Crushed gravel-sized stone, an example of an industrial mineral. Image Credit: Bill Bradley, http://www.builderbill-diy-help.com, Licensed under Creative Commons, CC-BY-SA-3.0, http://creativecommons.org/licenses/by-sa/3.0) via Wikimedia Commons
  • Crushed gravel-sized stone, an example of an industrial mineral. Image Credit:  Bill Bradley, http://www.builderbill-diy-help.com, Licensed under Creative Commons, CC-BY-SA-3.0, http://creativecommons.org/licenses/by-sa/3.0) via Wikimedia Commons
  • Industrial sand mined in Utah. Image Credit: Bureau of Land Management

Industrial minerals are non-metal and non-fuel mineral resources including, for example, crushed rock, gravel, clays, sand (silica), gypsum, bentonite, and barite. They are the fundamental ingredients of roads and buildings, and they are essential for many industrial, commercial, and personal products and activities.

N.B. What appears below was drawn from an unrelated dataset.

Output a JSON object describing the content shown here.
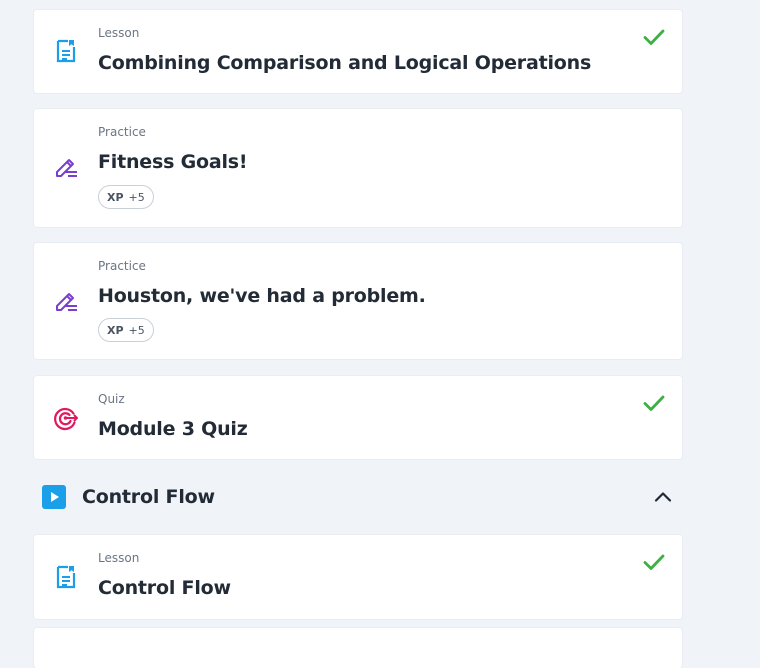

Why do industrial minerals matter?

For each resident of our country, we use more than 19,904 lbs. of industrial minerals per year in the United States. Sand, stone, and gravel make up over 90% of that amount. The rest are clays, salts, and other non-metals.[1] Industrial minerals are essential to thousands of everyday products including medicines, paint, ceramics, construction materials (from roofing to windows to insulation), ink, and paper coatings.

How does geoscience help inform decisions about industrial minerals?

Geoscientists locate industrial mineral deposits, help determine how to mine them economically, help protect water and minimize environmental impacts around the mine, and help reclaim disturbed land after mining. Geoscientists also investigate the physical or chemical properties of industrial minerals to ensure their appropriate use.

References

1“How many pounds of minerals are needed for each person in the United States per year?,” U.S. Geological Survey FAQ

Learn More

Introductory Resources

  • Aggregate and the Environment (Booklet), American Geosciences Institute
    An overview of aggregate minerals, their importance, where they come from, how they are processed for our use, the environmental concerns related to their mining and processing, how those concerns are addressed, and the policies and regulations designed to safeguard workers, neighbors, and the environment from the negative impacts of aggregate mining.

Resources for Educators

Frequently Asked Questions

2017-05-18